The story is not just a simple call to spare the lives of all creatures, for the servant kills his horse to feed the ravens. It would take another post to explore this detail, but to the extent that these stories dwell on compassion, their theme is both ancient and timely. The Dalai Lama put it in simple terms: “If you want others to be happy, practice compassion. If you want to be happy, practice compassion.”
The virtue of being adroit:
The dictionary defines adroit as “skillful in a physical or mental way; clever; expert.” In fairy tales, this sometimes means knowing when to kill your horse to feed the ravens. At other times, it means cunning, trickery, and lies. In stories, we often imagine these as men’s attributes, perhaps because traditional full time tricksters, from Hermes to Coyote, are usually male. Yet in Grimm’s stories, young women need to understand and master deceit as often as men. In Bluebeard-type tales, and notably a frightening story called “Fitcher’s Bird,” it’s a matter of life and death.
Part of being adroit is the intuitive sense of when someone or something feels wrong; when civility is not in order. In fairy tales, women often do this better than men. Typically, in three-brother stories, the youngest prince will trust his older brothers, even after the dwarf has warned him not to. Cinderella and girls like her know better than to be fooled by older siblings.
Instinctively knowing when something is off has new relevance in the 21st century. Interviews with 9/11 survivors adds to research suggesting our brains are not very good at processing radical changes or threats. People on the upper floors of the South Tower had just over 16 minutes before the second airplane hit; those who left survived and those who waited did not. On average, people took 1o minutes to choose. In times of radical change, we need that cunning, adroit part of our ourselves to cut through the illusion that things will right themselves and return to “normal.” It can be a matter of life or death.
Few things in fairy tales are certain, and the first story in the Grimm’s collection, The Frog King, is an exception that proves the rule proposed by this post. The princess is neither civil nor adroit. She’s a petulant brat, who gets what she wants by hurling the frog against a wall (the kiss only comes in later versions). To our sensibilities, she doesn’t deserve the prince who appears when her act of violence breaks the spell.

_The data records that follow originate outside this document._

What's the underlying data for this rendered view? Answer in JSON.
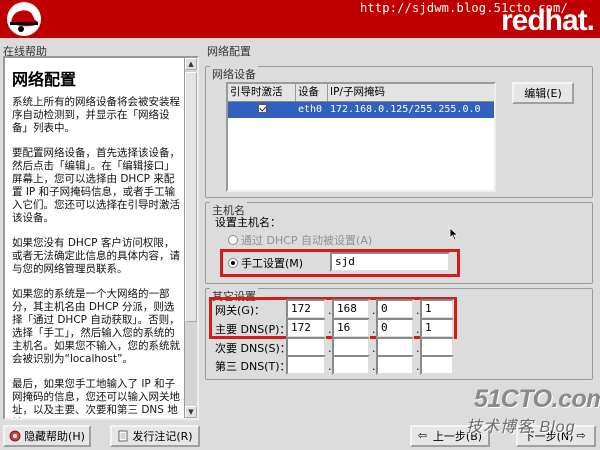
{
  "banner": {
    "url": "http://sjdwm.blog.51cto.com/",
    "brand": "redhat."
  },
  "help": {
    "header": "在线帮助",
    "title": "网络配置",
    "paragraphs": [
      "系统上所有的网络设备将会被安装程序自动检测到，并显示在「网络设备」列表中。",
      "要配置网络设备，首先选择该设备，然后点击「编辑」。在「编辑接口」屏幕上，您可以选择由 DHCP 来配置 IP 和子网掩码信息，或者手工输入它们。您还可以选择在引导时激活该设备。",
      "如果您没有 DHCP 客户访问权限，或者无法确定此信息的具体内容，请与您的网络管理员联系。",
      "如果您的系统是一个大网络的一部分，其主机名由 DHCP 分派，则选择「通过 DHCP 自动获取」。否则，选择「手工」，然后输入您的系统的主机名。如果您不输入，您的系统就会被识别为“localhost”。",
      "最后，如果您手工地输入了 IP 和子网掩码的信息，您还可以输入网关地址，以及主要、次要和第三 DNS 地址。"
    ]
  },
  "net": {
    "header": "网络配置",
    "devices_title": "网络设备",
    "columns": [
      "引导时激活",
      "设备",
      "IP/子网掩码"
    ],
    "device": {
      "name": "eth0",
      "ip_mask": "172.168.0.125/255.255.0.0"
    },
    "edit_button": "编辑(E)"
  },
  "hostname": {
    "title": "主机名",
    "prompt": "设置主机名：",
    "dhcp_option": "通过 DHCP 自动被设置(A)",
    "manual_option": "手工设置(M)",
    "value": "sjd"
  },
  "other": {
    "title": "其它设置",
    "gateway_label": "网关(G)：",
    "gateway": [
      "172",
      "168",
      "0",
      "1"
    ],
    "dns1_label": "主要 DNS(P)：",
    "dns1": [
      "172",
      "16",
      "0",
      "1"
    ],
    "dns2_label": "次要 DNS(S)：",
    "dns3_label": "第三 DNS(T)："
  },
  "footer": {
    "hide_help": "隐藏帮助(H)",
    "release_notes": "发行注记(R)",
    "back": "上一步(B)",
    "next": "下一步(N)"
  },
  "watermark": {
    "big": "51CTO.com",
    "small": "技术博客 Blog"
  },
  "colors": {
    "banner": "#c00000",
    "highlight": "#d51c1c",
    "selection": "#3060c0"
  }
}
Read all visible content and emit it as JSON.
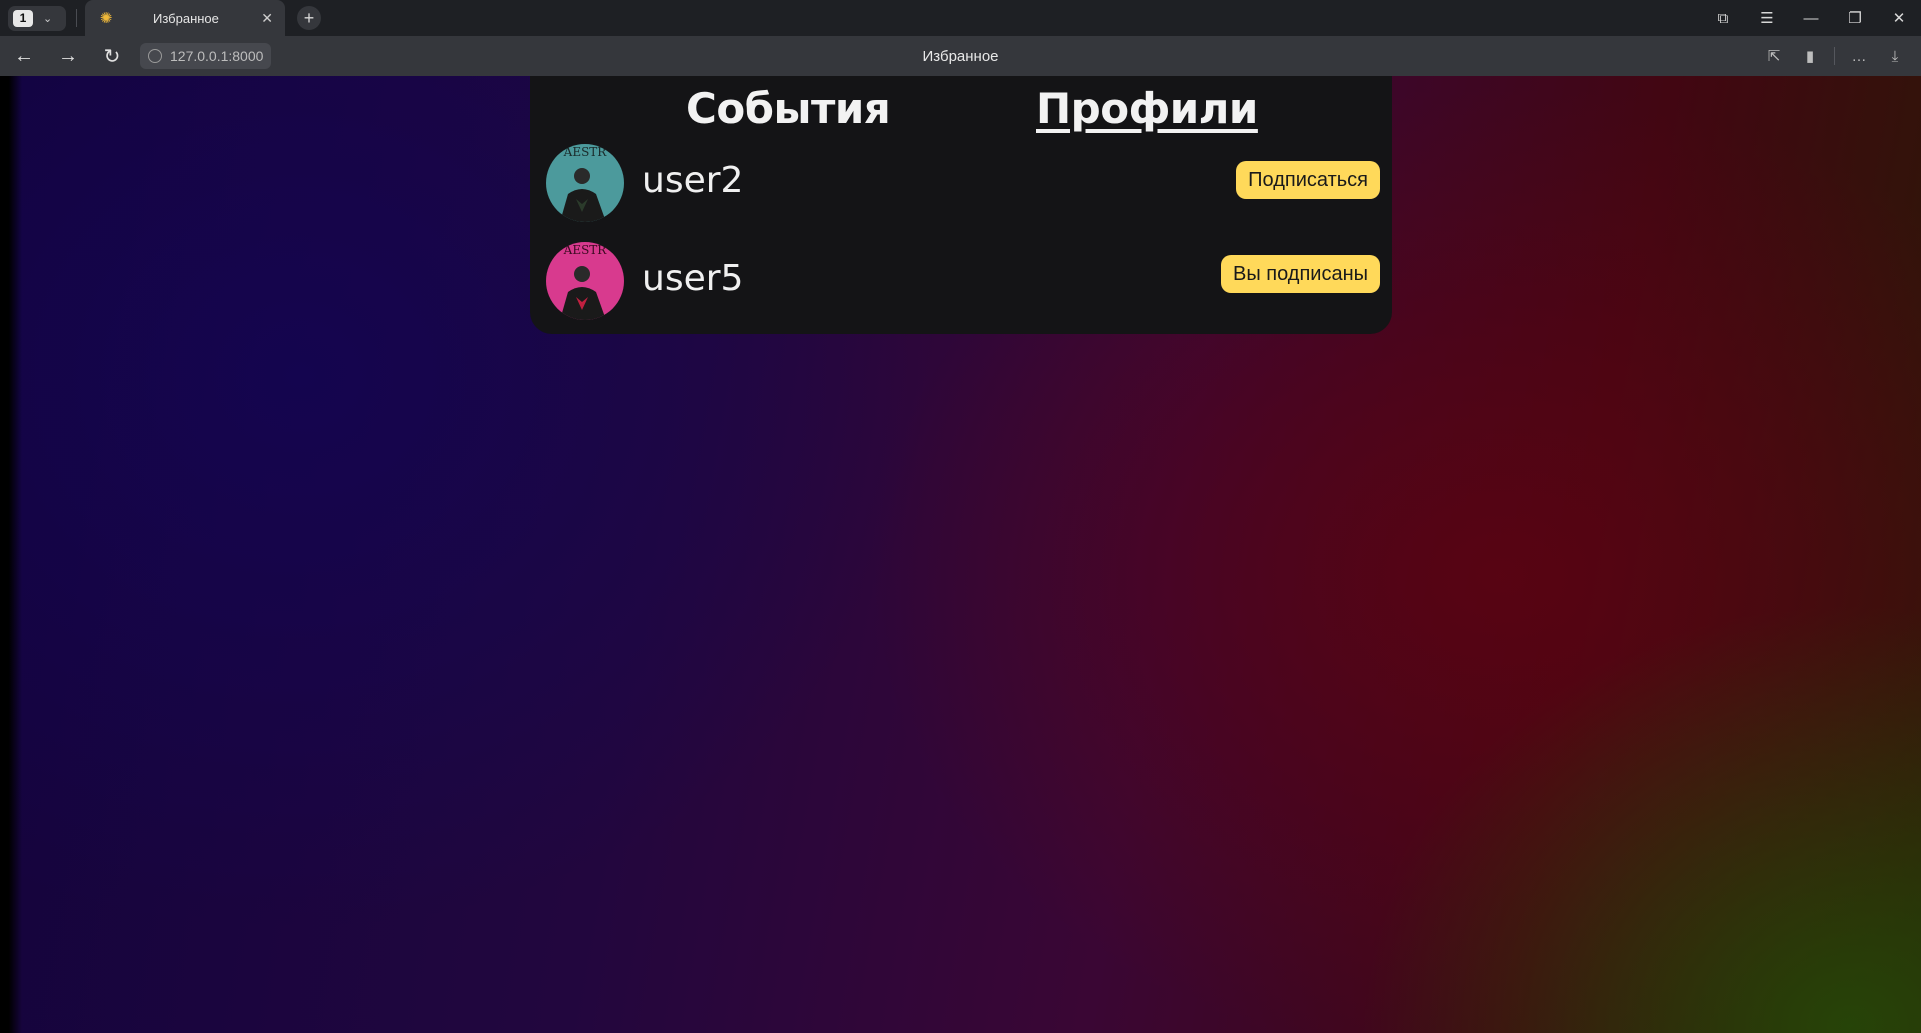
{
  "browser": {
    "tab_count": "1",
    "tab_title": "Избранное",
    "url": "127.0.0.1:8000",
    "page_title": "Избранное"
  },
  "page": {
    "tabs": {
      "events": "События",
      "profiles": "Профили"
    },
    "profiles": [
      {
        "username": "user2",
        "button": "Подписаться",
        "avatar_color": "#4c9a9c"
      },
      {
        "username": "user5",
        "button": "Вы подписаны",
        "avatar_color": "#d83a8e"
      }
    ]
  },
  "colors": {
    "accent_button": "#ffd95a",
    "card_bg": "#141416"
  }
}
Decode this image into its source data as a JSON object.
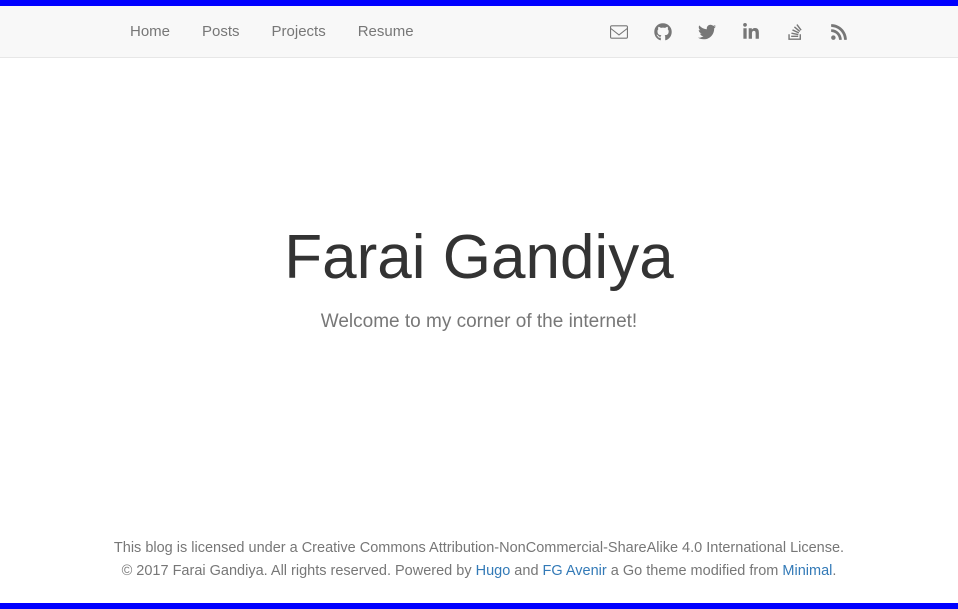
{
  "nav": {
    "items": [
      {
        "label": "Home"
      },
      {
        "label": "Posts"
      },
      {
        "label": "Projects"
      },
      {
        "label": "Resume"
      }
    ]
  },
  "hero": {
    "title": "Farai Gandiya",
    "subtitle": "Welcome to my corner of the internet!"
  },
  "footer": {
    "line1": "This blog is licensed under a Creative Commons Attribution-NonCommercial-ShareAlike 4.0 International License.",
    "copyright_prefix": "© 2017 Farai Gandiya. All rights reserved. Powered by ",
    "link_hugo": "Hugo",
    "between1": " and ",
    "link_fgavenir": "FG Avenir",
    "between2": " a Go theme modified from ",
    "link_minimal": "Minimal",
    "suffix": "."
  }
}
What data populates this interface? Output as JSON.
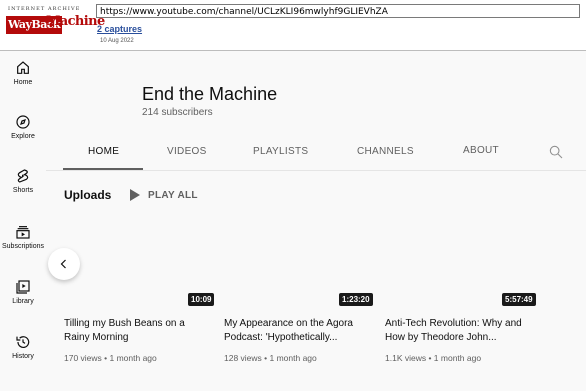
{
  "wayback": {
    "logo_top": "INTERNET ARCHIVE",
    "logo_word1": "WayBack",
    "logo_word2": "Machine",
    "url": "https://www.youtube.com/channel/UCLzKLI96mwlyhf9GLIEVhZA",
    "captures": "2 captures",
    "date": "10 Aug 2022"
  },
  "nav": {
    "items": [
      {
        "label": "Home",
        "icon": "home-icon"
      },
      {
        "label": "Explore",
        "icon": "compass-icon"
      },
      {
        "label": "Shorts",
        "icon": "shorts-icon"
      },
      {
        "label": "Subscriptions",
        "icon": "subscriptions-icon"
      },
      {
        "label": "Library",
        "icon": "library-icon"
      },
      {
        "label": "History",
        "icon": "history-icon"
      }
    ]
  },
  "channel": {
    "name": "End the Machine",
    "subscribers": "214 subscribers"
  },
  "tabs": [
    "HOME",
    "VIDEOS",
    "PLAYLISTS",
    "CHANNELS",
    "ABOUT"
  ],
  "uploads": {
    "heading": "Uploads",
    "play_all": "PLAY ALL"
  },
  "videos": [
    {
      "duration": "10:09",
      "title": "Tilling my Bush Beans on a Rainy Morning",
      "meta": "170 views • 1 month ago"
    },
    {
      "duration": "1:23:20",
      "title": "My Appearance on the Agora Podcast: 'Hypothetically...",
      "meta": "128 views • 1 month ago"
    },
    {
      "duration": "5:57:49",
      "title": "Anti-Tech Revolution: Why and How by Theodore John...",
      "meta": "1.1K views • 1 month ago"
    }
  ]
}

There’s an irony in the original “Frog King,” however. When the transformed prince reunites with his faithful servant, Heinrich, he almost seems more delighted than he is with his new bride. At least one illustrator, Walter Crane (1845-1915) implies that the princess won’t have everything to her liking. Who does the prince have eyes for in the closing scene, and how does the princess appear to react? Does this story end with a twist that the Brother’s Grimm shied away from?
The princess, the prince, and Heinrich in Walter Crane’s 1874 illustration.
Experienced explorers warn us that the way through Faerie is perilous. Trails may shift beneath our feet, and hard-and-fast rules don’t apply. As Joseph Campbell observed, everyone must find their own way through the forest.
My latest exploration leads me to wonder if “adroit” is another word for “street smarts,” something we need in our own world as well as in dark imaginal forests and castles frozen in time. And isn’t “civil” an attitude that understands that our own wellbeing, even in the most practical terms, must include the welfare of others?
The old stories may offer no certain answers, but with careful reading, they can always lead us to ask interesting questions.